Kara Black ’23, Lakeville, spent this past summer putting the final touches on a physics major at the University of Minnesota Morris, with a project that will benefit incoming physics students.
“I needed a few more credits so I met with [Professor] Sylke [Boyd] and she suggested doing a directed study to develop experiments for the Modern Physics course."
The directed study included many of the lab experiments that students will take as part of the Modern Physics course, including the Michelson interferometer and speed of light in air experiments, as well as the hydrogen spectrum experiment and the electron diffraction experiment.
“Changes in faculty over the past couple years has resulted in a loss of documentation and faculty expertise. The goal is to have documentation about what experiments belong to the course, the equipment for them, their pitfalls, as well as the location of the equipment and data and error analysis."
In order to create a lab manual, Black performed all of the experiments herself and documented both the basic principles and best practices for each piece of equipment and experiment.
Black was excited to do this directed study for two reasons.
“I really enjoyed the labs when I took the course. They are really fun and cool to look at. Also, I want to become a physics teacher and I get some of that teaching aspect by creating the manual.”
Boyd noted that these experiments are versions of classic experiments from the early 20th century that lead to our current understanding of quantum mechanics, theory of relativity, nuclear physics, and solid state physics.
Black was a transfer student and felt that her Morris experience made a difference. She was glad that she made the move and had a glowing review about her time at Morris.
“I really love how students are heavily involved in everything and have significant influence on how things are run. A school should care about and be for its students. We have a really good LGBT community here that is supported by the community, staff, and other students. Morris is way ahead of the curve.”

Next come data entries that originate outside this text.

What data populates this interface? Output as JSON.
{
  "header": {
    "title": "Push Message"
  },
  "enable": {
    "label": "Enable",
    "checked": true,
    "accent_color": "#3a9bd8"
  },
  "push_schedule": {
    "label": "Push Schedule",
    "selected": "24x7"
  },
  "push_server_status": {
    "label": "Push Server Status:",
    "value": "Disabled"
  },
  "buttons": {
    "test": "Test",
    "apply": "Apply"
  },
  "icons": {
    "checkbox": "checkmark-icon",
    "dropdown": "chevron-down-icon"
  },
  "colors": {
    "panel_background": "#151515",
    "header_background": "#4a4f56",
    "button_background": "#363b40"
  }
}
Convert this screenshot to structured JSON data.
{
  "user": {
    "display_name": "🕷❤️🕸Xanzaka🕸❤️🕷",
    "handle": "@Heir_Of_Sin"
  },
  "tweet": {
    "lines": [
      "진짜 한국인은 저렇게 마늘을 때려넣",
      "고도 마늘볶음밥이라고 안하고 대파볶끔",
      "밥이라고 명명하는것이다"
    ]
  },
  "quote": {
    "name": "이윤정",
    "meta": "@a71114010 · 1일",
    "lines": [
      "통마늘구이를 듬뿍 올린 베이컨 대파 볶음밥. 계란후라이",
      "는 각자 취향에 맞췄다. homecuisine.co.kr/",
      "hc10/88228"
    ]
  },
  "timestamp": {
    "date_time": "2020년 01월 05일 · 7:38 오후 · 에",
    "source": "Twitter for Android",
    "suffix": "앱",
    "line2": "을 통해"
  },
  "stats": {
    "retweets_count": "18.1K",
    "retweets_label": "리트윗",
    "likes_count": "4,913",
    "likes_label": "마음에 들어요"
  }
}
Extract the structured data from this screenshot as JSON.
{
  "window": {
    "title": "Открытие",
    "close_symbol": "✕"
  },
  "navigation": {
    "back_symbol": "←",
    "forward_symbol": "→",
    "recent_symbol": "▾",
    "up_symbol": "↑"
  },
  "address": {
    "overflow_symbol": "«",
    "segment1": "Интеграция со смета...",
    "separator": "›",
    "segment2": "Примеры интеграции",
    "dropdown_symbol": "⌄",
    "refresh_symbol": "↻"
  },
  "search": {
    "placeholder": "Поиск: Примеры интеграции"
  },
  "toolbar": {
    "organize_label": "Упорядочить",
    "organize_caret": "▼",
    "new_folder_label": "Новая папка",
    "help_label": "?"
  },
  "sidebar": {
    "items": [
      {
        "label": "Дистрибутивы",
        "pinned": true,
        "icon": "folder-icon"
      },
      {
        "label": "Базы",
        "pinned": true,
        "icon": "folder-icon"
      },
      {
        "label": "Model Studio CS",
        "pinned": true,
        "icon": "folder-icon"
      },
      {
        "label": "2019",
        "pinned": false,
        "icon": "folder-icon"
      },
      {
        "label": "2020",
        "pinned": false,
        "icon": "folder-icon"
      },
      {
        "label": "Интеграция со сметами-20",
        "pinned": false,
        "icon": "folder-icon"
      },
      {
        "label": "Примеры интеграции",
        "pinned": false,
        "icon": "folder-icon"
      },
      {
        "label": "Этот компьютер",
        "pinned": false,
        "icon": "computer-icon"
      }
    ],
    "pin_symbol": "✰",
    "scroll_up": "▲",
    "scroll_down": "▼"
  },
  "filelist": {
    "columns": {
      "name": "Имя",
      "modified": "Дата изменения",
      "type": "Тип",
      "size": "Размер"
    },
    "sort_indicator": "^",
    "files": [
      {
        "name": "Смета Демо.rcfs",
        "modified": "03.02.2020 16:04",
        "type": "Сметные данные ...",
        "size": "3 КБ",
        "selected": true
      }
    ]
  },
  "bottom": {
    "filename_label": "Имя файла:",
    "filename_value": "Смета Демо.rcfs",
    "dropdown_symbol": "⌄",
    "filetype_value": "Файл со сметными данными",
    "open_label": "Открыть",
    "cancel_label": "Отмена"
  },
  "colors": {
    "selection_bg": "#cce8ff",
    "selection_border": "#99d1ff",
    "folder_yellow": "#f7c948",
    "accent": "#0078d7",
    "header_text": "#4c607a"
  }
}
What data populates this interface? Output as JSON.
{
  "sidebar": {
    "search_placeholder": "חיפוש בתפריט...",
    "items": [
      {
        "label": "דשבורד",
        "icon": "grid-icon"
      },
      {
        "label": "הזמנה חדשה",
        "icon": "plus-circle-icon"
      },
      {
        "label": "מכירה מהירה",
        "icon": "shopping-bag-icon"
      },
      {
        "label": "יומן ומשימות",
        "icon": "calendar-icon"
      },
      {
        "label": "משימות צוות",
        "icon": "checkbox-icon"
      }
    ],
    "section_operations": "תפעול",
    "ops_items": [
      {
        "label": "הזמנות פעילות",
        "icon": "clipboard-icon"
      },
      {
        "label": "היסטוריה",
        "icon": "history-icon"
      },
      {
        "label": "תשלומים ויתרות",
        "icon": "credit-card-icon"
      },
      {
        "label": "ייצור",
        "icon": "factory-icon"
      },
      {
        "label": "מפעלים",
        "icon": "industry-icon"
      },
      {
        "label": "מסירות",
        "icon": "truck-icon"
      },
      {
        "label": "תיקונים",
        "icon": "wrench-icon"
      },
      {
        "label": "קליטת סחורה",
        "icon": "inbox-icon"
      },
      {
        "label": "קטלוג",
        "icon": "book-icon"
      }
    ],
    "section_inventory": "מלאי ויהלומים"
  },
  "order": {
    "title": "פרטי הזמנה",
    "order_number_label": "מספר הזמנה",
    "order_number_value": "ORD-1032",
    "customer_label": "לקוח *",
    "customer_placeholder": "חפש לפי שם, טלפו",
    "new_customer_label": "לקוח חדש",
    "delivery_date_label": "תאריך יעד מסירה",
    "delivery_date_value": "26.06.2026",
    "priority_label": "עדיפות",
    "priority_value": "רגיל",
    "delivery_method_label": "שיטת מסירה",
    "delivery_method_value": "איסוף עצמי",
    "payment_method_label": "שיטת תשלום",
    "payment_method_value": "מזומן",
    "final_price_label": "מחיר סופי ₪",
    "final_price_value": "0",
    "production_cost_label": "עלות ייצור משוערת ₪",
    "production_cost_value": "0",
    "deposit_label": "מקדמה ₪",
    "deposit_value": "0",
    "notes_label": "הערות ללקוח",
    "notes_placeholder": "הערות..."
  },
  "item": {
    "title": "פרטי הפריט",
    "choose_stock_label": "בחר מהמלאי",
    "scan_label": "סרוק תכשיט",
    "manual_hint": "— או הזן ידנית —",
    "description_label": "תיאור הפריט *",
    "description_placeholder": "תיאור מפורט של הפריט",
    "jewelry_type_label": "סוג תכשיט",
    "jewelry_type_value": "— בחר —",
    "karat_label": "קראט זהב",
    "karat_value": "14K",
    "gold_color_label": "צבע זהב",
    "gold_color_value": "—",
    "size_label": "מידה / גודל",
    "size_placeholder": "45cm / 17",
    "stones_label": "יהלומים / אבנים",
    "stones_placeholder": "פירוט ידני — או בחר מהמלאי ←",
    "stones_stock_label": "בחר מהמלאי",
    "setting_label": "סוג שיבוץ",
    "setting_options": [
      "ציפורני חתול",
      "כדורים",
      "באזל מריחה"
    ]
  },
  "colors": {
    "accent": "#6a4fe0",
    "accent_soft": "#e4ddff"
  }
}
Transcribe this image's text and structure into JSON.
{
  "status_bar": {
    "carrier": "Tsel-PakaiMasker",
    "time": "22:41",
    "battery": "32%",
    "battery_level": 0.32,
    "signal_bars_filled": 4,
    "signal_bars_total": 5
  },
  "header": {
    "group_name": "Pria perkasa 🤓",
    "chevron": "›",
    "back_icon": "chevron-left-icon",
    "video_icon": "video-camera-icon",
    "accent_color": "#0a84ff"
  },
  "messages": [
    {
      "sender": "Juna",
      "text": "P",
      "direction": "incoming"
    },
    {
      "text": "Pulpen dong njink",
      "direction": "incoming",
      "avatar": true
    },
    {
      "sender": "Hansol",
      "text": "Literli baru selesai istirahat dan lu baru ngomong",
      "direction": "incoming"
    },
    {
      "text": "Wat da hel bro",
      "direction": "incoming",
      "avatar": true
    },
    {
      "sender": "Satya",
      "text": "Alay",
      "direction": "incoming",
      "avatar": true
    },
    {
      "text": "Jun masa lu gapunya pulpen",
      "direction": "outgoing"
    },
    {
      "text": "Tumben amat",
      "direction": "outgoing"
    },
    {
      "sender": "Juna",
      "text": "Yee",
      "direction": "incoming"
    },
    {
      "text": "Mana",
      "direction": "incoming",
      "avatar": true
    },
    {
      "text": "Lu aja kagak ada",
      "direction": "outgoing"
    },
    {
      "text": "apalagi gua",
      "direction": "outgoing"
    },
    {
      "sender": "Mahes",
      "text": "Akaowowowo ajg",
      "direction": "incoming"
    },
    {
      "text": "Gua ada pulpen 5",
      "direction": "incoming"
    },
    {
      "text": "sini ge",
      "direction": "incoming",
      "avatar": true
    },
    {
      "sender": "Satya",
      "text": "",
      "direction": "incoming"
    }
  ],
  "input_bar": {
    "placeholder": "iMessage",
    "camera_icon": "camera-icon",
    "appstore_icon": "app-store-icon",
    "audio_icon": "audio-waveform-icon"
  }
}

Black plans to work as a substitute teacher in high school physics or math while finishing her teaching licensure.